Dr. Habib Pathan Pediatric Migraine Specialist

Childhood Migraines

When a pediatric migraine specialist talks about headaches and migraines in children, it looks quite absurd to many parents – as they think only fever and illness can cause headaches in children. But, when you club the percentage of migraine sufferers from school-age children to teenagers, it is surprising around 40%. Which means, contrary to our notion, migraines are quite common in children. Furthermore, almost 50 percent of migraine sufferers have their first migraine before the age of 12. Let us try to answer some of the most frequently asked questions about migraines in children.

Why does my child get headaches?

Most of us think that headaches can occur only in adults, but headaches do occur in children as well. Though they are common, but not serious. Lack of sleep, infection, fever, head injury, stress and anxiety can cause headaches in children. If you notice frequent headaches with progressively worsening symptoms in your child, then consult a paediatric neurologist for better diagnosis and treatment.
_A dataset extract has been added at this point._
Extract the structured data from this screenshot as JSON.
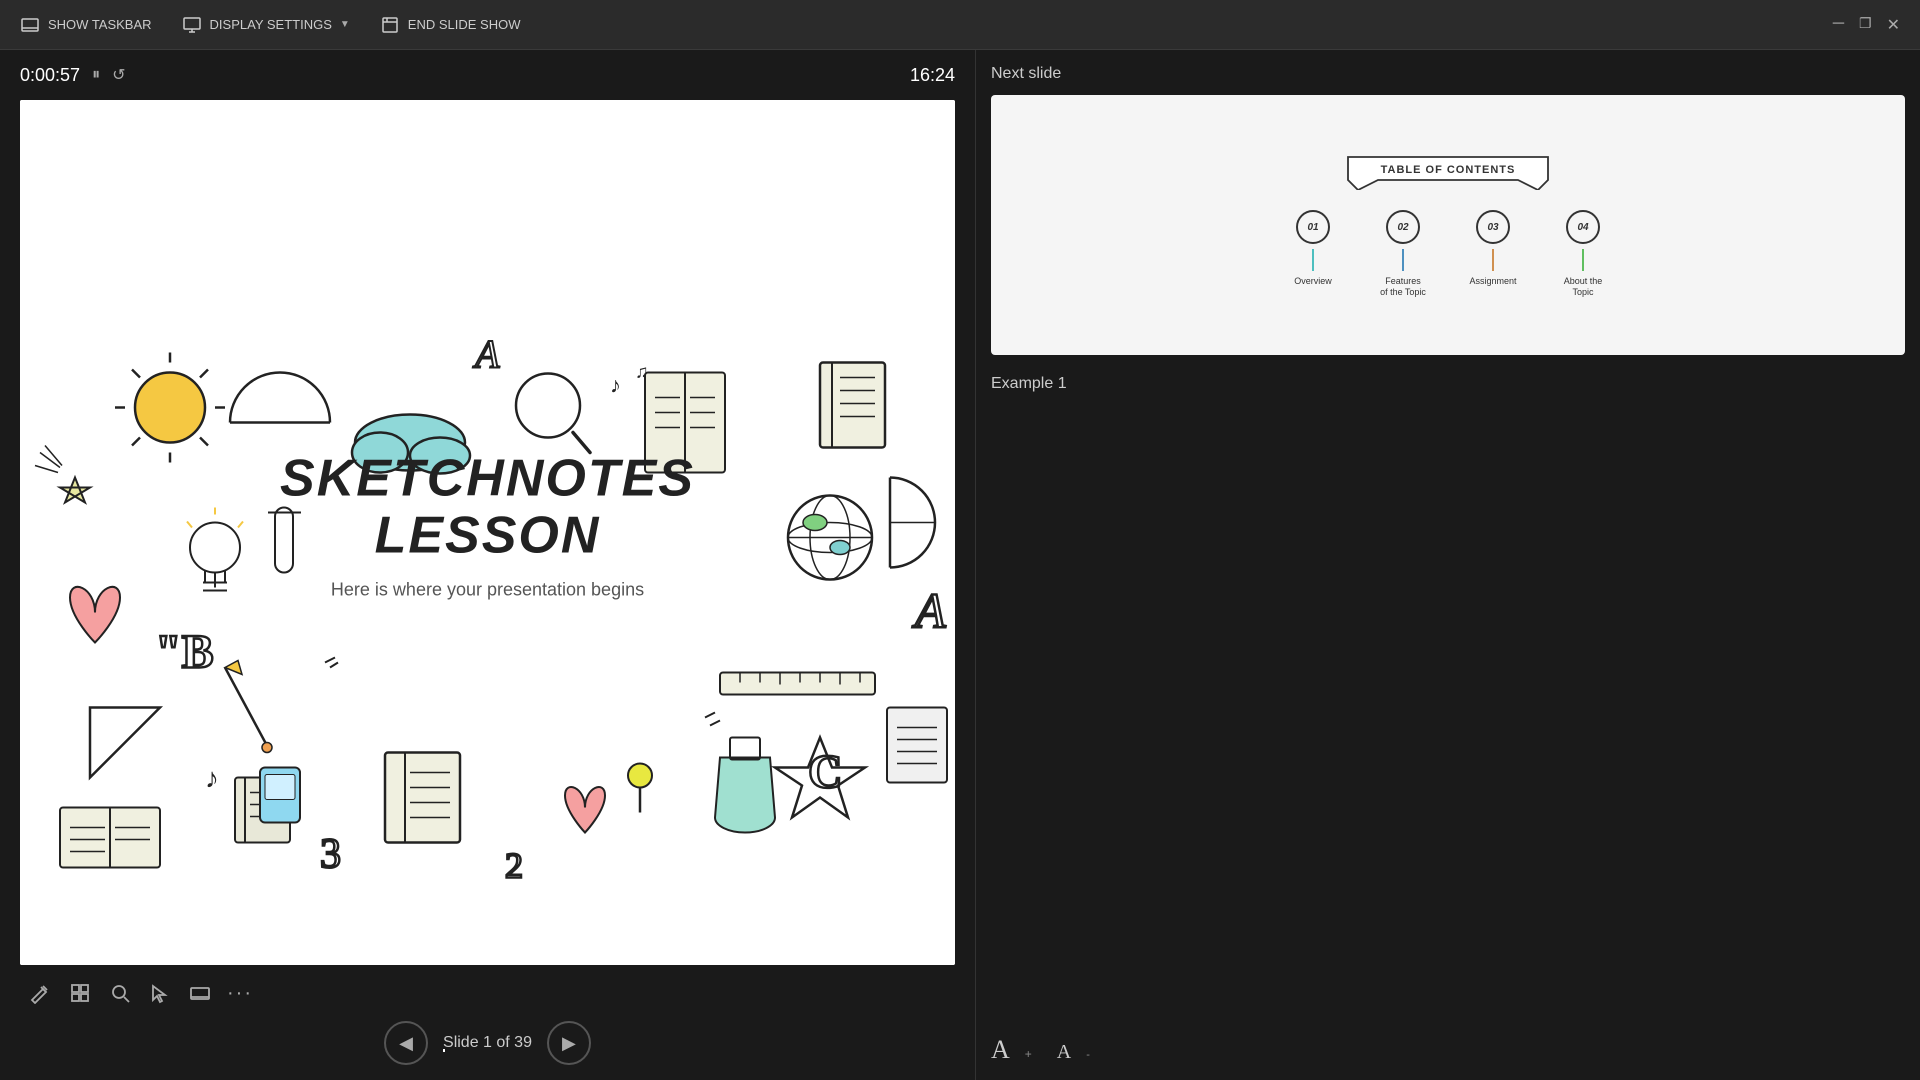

How do I know if my child has a migraine?

Migraine is not just a typical headache. It is a neurological condition associated with throbbing and pulsating pain, dizziness, vomiting, nausea, sensitivity to sound, light, touch and odours. The other atypical symptoms of migraine include stomach upset and changes in mood. Before or during the onset of migraines, your child may want to avoid bright lights, odours and sounds and want to lie down in a dark room.

Is migraine just a bad headache?

First of all, migraine is not just a bad headache because its symptoms are unique as they come with aura – sensitivity to light, sound, touch and odours. Children with migraine also have nausea, vomiting sensation, dizziness with a severe headache. Migraines are common in children as they can begin as early as 18 months of age.

Does food cause migraine in my child?

Some foods trigger migraine in children – such as chocolates, citrus fruits, ice cream, caffeine, aged cheese and meats, spicy foods, foods containing monosodium glutamate (MSG) and also aspartame.

What can a child take for migraines?

Over-the-counter pain killers can help ease migraine and headache, but consult your child neurologist to know about the dose. Doctors recommend giving these painkillers to your child as soon as a migraine begins. However, experts warn against excessive usage of these medicines as they could lead to rebound headaches.

Can growth spurts cause migraines?

There are some migraine triggers including exercise, heavy physical activity, exposure to sunlight and bright light, weather changes, very loud sounds, very cold foods, stress, anxiety and lack of sleep. Migraines can also be triggered by growth spurts.

Are migraines a sign of puberty?

By the time boys reach puberty they have had experienced more headaches than girls, but the episodes of migraines become less frequent with the onset of puberty in boys. In the case with girls, the frequency of migraine episodes increases after the onset of puberty. In the case of girls, after puberty estrogen hormone levels increase causing more frequent migraines.

How long does a migraine last in a child?

Migraine is often associated with other symptoms like sensitivity to light, odours and sounds. It may last for up to three to forty-eight hours in children. A child can experience three to four episodes of migraine in a month. Nearly about 5 to 10% of pre-school and school children and 30% of teenagers can suffer from migraines.

Can a 5-year-old have migraines?

There have been reported cases of migraines in children as young as 18 months old. Nearly about 5 to 10% of preschool children suffer from migraine. Nearly about 5% of children as young as 4 years old suffer from migraine. In fact, almost 50 percent of migraine sufferers have their first migraine before the age of 12. In the majority of the cases, a child’s headache is not a sign of any serious health issues – but it has to be addressed by a pediatric migraine specialist to improve quality of a child’s life and his or her academic performance.

What is childhood abdominal migraine?

Abdominal migraine (AM) is a sudden uncontrollable attack of moderate to severe abdominal pain – which can be localized or diffused, midline or periumbilical. Abdominal pain can be associated with nausea, vomiting, headache, anorexia and pallor (pallidness). AM can be a common cause of chronic and recurrent abdominal pain in children. Unaddressed or untreated abdominal migraine during childhood can lead to migraines later in life.

If you have any additional queries regarding migraine in children, you can call on this number: 9391138499

Fix an appointment and meet me personally.

Dr. Habib Pathan

Pediatric migraine specialist